This is cheaper than buying a commercial shoulder rig if you already have the tripod or plan to buy one for double duties.
This is very easy to build and use and doesn’t require much parts.
- This camera shoulder rig still retains its ability to be a tripod or monopod. You do not need to carry two main pieces of camera gear around with you but just the shoulder rig conversion parts.
- It is adjustable and has various holding positions.
- You are able to attach various camera accessories to it using the crossbar pole. Eg. monitors, portable light, audio recorders, clamps, etc.
- The tripod head can be interchangeable with other tripod heads.
- This shoulder rig works like any other shoulder rig that I have seen. It improves stability as compared to handheld shots.
- Multiple holding positions on the front tripod legs for comfort.
- The pole extension for the tripod head that is in the middle of the tripod can be used as a handle for single hand held shots whilst your other hand do other things like focusing or adjusting settings on the camera or audio recorder. It does get tiring quickly when you have a lot of camera gear mounted and you are using the Tripod Shoulder Rig with one hand only.
- There is not much items needed to convert a tripod using this set-up.
- It gave better balance and grip for handheld type shooting.
Not cheaper if you have to go out and buy a tripod just for the purpose of converting it into a shoulder rig. It is also time consuming to build and does not look as professional as a commercial camera shoulder rig.
After prolong use my hands, arms and shoulder do get tired, even when alternating positions but I would say that using a shoulder rig is better than going handheld only. The issue with the shoulder pad and clamp as a shoulder hook is a major issue for prolong use. As mentioned before, using it on your shoulder with the pipe insulation as shoulder pads is like knuckles digging into your shoulder after a while or doing squats at the gym using a weighted bar. Also using a spring clamp as a shoulder hook causes soreness and pinching, but both these issues could be minimized with better padding and design.
My DIY Tripod Shoulder Rig looks pretty good to me, I have no shame in using it out in public or with clients. Some professionals may feel the opposite and feel embarrassed to use this device because it is obvious that it is a customised tripod being used as a shoulder rig, but the question is, does looks really matter if it can produce the similar results as a commercial version?
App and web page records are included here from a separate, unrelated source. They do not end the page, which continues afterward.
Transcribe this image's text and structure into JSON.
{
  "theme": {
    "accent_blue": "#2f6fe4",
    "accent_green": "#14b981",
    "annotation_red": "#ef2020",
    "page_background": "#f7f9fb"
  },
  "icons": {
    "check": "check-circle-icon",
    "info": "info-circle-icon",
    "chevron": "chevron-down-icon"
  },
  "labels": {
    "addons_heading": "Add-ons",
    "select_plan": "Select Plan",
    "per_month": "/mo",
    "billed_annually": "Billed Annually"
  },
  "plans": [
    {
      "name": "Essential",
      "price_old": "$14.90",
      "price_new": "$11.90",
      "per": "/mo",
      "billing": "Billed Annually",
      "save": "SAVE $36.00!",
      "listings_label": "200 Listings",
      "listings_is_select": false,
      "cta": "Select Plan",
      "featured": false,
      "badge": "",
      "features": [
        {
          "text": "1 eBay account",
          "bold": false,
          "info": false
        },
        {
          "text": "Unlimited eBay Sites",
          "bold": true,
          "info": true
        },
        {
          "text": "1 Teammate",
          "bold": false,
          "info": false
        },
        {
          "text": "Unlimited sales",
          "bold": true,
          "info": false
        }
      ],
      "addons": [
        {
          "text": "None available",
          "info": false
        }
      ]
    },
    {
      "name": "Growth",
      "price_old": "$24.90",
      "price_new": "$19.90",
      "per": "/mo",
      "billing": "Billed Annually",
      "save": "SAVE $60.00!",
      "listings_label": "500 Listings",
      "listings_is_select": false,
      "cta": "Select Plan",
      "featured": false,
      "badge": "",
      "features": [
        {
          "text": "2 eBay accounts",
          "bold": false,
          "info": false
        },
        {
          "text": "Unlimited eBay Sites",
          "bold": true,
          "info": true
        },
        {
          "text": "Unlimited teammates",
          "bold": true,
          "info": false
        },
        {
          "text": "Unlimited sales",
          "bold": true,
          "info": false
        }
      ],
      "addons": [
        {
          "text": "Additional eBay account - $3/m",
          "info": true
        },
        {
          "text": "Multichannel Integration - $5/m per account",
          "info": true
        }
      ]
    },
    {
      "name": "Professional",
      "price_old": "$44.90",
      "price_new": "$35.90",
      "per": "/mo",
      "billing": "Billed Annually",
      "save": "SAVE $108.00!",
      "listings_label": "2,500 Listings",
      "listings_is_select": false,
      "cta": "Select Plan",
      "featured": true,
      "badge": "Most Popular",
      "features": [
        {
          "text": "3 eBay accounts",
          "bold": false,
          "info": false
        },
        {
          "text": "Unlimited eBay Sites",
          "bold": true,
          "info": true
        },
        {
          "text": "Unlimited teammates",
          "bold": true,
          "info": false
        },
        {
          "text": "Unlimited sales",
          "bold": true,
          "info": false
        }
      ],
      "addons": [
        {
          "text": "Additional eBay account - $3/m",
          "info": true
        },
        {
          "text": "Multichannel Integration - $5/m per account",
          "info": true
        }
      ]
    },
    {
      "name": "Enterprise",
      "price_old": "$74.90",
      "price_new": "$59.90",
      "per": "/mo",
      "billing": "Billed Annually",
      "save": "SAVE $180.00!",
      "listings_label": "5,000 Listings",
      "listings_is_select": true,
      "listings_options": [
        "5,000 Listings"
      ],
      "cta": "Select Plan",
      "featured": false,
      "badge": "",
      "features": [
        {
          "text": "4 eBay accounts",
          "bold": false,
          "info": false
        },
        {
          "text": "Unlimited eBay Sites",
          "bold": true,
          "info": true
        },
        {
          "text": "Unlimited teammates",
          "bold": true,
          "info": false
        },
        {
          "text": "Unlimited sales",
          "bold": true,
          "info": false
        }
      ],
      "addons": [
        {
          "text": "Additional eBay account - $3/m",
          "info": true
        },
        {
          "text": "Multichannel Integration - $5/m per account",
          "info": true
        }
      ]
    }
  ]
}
I found converting my tripod into a shoulder rig to be the most costs effective way of obtaining a shoulder rig in my set-up. It was quick and easy to make and it improved my handheld shots. The shoulder rig gave me the ability to shoot for longer periods at a time and it provided space for me to attach my camera accessories to. The only issues I have with my tripod shoulder rig is that the tripod I used is made of carbon fibre and my shoulder pad and shoulder hook section needed improvement to make it more comfortable.